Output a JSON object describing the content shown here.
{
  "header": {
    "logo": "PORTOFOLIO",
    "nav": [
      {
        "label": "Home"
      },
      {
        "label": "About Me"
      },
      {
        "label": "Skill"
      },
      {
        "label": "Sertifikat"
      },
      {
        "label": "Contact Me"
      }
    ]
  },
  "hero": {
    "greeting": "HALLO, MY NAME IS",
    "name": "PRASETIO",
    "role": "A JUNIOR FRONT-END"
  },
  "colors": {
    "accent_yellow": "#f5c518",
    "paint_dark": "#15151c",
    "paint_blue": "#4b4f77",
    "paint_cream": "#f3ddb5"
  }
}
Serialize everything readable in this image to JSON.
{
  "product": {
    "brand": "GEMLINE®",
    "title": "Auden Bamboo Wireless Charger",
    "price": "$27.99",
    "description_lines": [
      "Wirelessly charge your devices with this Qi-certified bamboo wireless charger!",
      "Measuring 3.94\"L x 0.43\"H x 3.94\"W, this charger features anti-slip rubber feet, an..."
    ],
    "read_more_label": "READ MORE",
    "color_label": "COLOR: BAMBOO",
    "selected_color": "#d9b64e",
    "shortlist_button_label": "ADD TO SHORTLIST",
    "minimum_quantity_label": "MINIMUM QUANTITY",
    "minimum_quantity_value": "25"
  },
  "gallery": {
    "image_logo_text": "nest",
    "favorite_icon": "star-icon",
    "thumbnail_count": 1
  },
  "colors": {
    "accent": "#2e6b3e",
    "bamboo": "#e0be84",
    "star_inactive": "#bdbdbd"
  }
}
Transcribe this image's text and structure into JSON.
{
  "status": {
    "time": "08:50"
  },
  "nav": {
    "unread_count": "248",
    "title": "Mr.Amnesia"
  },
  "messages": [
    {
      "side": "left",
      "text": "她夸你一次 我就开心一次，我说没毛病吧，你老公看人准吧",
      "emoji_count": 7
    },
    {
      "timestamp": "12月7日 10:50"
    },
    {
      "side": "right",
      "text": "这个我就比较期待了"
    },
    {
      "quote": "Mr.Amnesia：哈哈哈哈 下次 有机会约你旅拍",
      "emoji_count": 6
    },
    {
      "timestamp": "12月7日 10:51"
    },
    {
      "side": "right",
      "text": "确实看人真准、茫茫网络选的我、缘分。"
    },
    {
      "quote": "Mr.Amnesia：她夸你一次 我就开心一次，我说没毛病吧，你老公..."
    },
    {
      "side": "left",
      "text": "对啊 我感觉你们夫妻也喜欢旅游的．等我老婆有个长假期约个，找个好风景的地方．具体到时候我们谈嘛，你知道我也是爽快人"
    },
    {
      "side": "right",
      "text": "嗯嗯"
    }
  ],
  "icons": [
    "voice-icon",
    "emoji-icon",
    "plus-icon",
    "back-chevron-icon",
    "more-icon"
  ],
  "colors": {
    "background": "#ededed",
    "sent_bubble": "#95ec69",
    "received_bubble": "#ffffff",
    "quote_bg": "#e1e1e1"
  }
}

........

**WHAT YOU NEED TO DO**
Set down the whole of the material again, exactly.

**RESPONSE**
Output a JSON object describing the content shown here.
{
  "header": {
    "logo": "PORTOFOLIO",
    "nav": [
      {
        "label": "Home"
      },
      {
        "label": "About Me"
      },
      {
        "label": "Skill"
      },
      {
        "label": "Sertifikat"
      },
      {
        "label": "Contact Me"
      }
    ]
  },
  "hero": {
    "greeting": "HALLO, MY NAME IS",
    "name": "PRASETIO",
    "role": "A JUNIOR FRONT-END"
  },
  "colors": {
    "accent_yellow": "#f5c518",
    "paint_dark": "#15151c",
    "paint_blue": "#4b4f77",
    "paint_cream": "#f3ddb5"
  }
}
Serialize everything readable in this image to JSON.
{
  "product": {
    "brand": "GEMLINE®",
    "title": "Auden Bamboo Wireless Charger",
    "price": "$27.99",
    "description_lines": [
      "Wirelessly charge your devices with this Qi-certified bamboo wireless charger!",
      "Measuring 3.94\"L x 0.43\"H x 3.94\"W, this charger features anti-slip rubber feet, an..."
    ],
    "read_more_label": "READ MORE",
    "color_label": "COLOR: BAMBOO",
    "selected_color": "#d9b64e",
    "shortlist_button_label": "ADD TO SHORTLIST",
    "minimum_quantity_label": "MINIMUM QUANTITY",
    "minimum_quantity_value": "25"
  },
  "gallery": {
    "image_logo_text": "nest",
    "favorite_icon": "star-icon",
    "thumbnail_count": 1
  },
  "colors": {
    "accent": "#2e6b3e",
    "bamboo": "#e0be84",
    "star_inactive": "#bdbdbd"
  }
}
Transcribe this image's text and structure into JSON.
{
  "status": {
    "time": "08:50"
  },
  "nav": {
    "unread_count": "248",
    "title": "Mr.Amnesia"
  },
  "messages": [
    {
      "side": "left",
      "text": "她夸你一次 我就开心一次，我说没毛病吧，你老公看人准吧",
      "emoji_count": 7
    },
    {
      "timestamp": "12月7日 10:50"
    },
    {
      "side": "right",
      "text": "这个我就比较期待了"
    },
    {
      "quote": "Mr.Amnesia：哈哈哈哈 下次 有机会约你旅拍",
      "emoji_count": 6
    },
    {
      "timestamp": "12月7日 10:51"
    },
    {
      "side": "right",
      "text": "确实看人真准、茫茫网络选的我、缘分。"
    },
    {
      "quote": "Mr.Amnesia：她夸你一次 我就开心一次，我说没毛病吧，你老公..."
    },
    {
      "side": "left",
      "text": "对啊 我感觉你们夫妻也喜欢旅游的．等我老婆有个长假期约个，找个好风景的地方．具体到时候我们谈嘛，你知道我也是爽快人"
    },
    {
      "side": "right",
      "text": "嗯嗯"
    }
  ],
  "icons": [
    "voice-icon",
    "emoji-icon",
    "plus-icon",
    "back-chevron-icon",
    "more-icon"
  ],
  "colors": {
    "background": "#ededed",
    "sent_bubble": "#95ec69",
    "received_bubble": "#ffffff",
    "quote_bg": "#e1e1e1"
  }
}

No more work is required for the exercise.